→ **Problem requirements**
Within the records below, filter for lines carrying the word "text" and copy them.
====== Data supplied ======
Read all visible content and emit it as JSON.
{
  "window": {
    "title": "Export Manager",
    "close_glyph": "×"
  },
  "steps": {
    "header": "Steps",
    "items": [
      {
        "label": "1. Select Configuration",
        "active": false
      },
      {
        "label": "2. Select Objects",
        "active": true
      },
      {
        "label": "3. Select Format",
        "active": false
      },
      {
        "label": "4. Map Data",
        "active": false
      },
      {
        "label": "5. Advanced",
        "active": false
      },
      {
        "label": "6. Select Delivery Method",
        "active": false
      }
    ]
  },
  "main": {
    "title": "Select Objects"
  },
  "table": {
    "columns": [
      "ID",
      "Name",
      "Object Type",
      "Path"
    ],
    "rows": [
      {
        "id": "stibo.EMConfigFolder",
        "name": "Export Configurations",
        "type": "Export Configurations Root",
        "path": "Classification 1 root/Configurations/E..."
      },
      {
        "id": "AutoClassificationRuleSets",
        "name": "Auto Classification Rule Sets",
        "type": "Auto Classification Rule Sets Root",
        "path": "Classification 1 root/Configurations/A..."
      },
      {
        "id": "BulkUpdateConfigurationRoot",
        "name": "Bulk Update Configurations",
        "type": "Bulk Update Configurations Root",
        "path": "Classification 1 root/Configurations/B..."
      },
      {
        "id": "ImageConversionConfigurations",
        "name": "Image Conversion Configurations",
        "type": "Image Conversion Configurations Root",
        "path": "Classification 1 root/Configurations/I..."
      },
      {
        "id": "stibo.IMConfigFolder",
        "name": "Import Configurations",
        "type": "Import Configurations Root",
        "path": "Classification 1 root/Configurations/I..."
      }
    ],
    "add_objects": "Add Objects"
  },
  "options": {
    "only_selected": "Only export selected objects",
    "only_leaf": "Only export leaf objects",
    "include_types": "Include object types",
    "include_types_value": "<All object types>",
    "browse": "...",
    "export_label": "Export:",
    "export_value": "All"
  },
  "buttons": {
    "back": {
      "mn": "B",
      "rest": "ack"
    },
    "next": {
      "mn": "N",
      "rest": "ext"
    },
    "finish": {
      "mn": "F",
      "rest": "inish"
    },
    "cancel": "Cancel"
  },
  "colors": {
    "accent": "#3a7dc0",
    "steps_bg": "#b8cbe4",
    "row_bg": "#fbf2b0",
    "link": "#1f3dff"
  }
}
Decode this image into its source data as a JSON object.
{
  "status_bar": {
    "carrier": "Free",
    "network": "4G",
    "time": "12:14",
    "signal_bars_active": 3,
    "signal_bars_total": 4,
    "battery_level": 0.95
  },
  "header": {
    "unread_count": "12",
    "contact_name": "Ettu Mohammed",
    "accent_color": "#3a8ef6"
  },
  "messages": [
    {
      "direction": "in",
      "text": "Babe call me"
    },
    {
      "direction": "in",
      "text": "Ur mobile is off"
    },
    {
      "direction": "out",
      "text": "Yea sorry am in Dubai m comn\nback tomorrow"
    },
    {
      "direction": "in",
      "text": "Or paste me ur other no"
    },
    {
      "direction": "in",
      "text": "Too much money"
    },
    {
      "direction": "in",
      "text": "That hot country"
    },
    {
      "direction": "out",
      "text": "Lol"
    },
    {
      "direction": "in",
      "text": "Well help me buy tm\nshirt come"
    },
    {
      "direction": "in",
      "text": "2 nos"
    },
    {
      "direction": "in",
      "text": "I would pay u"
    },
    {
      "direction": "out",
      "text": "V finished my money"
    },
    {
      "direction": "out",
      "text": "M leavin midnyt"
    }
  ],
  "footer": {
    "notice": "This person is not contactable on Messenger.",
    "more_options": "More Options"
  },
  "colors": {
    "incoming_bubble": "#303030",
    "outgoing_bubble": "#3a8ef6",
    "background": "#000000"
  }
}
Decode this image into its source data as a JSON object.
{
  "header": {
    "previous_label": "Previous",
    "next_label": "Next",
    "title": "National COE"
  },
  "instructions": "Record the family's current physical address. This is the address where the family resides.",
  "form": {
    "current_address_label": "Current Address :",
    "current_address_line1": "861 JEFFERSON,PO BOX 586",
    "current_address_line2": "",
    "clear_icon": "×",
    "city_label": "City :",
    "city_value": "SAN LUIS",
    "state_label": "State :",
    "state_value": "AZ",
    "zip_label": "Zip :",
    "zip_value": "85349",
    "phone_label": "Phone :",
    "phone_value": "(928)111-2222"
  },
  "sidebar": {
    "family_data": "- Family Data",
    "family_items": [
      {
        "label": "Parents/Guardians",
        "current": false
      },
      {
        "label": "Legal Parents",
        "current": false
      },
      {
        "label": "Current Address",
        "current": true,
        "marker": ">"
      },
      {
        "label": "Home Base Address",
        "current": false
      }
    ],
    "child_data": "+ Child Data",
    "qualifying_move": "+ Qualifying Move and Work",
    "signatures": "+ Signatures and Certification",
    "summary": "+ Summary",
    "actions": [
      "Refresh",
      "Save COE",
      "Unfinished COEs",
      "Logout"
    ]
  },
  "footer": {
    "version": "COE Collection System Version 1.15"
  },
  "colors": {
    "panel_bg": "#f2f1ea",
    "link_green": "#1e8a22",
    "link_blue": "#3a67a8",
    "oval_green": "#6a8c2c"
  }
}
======
→ **Expected answer**
      "text": "Babe call me"
      "text": "Ur mobile is off"
      "text": "Yea sorry am in Dubai m comn\nback tomorrow"
      "text": "Or paste me ur other no"
      "text": "Too much money"
      "text": "That hot country"
      "text": "Lol"
      "text": "Well help me buy tm\nshirt come"
      "text": "2 nos"
      "text": "I would pay u"
      "text": "V finished my money"
      "text": "M leavin midnyt"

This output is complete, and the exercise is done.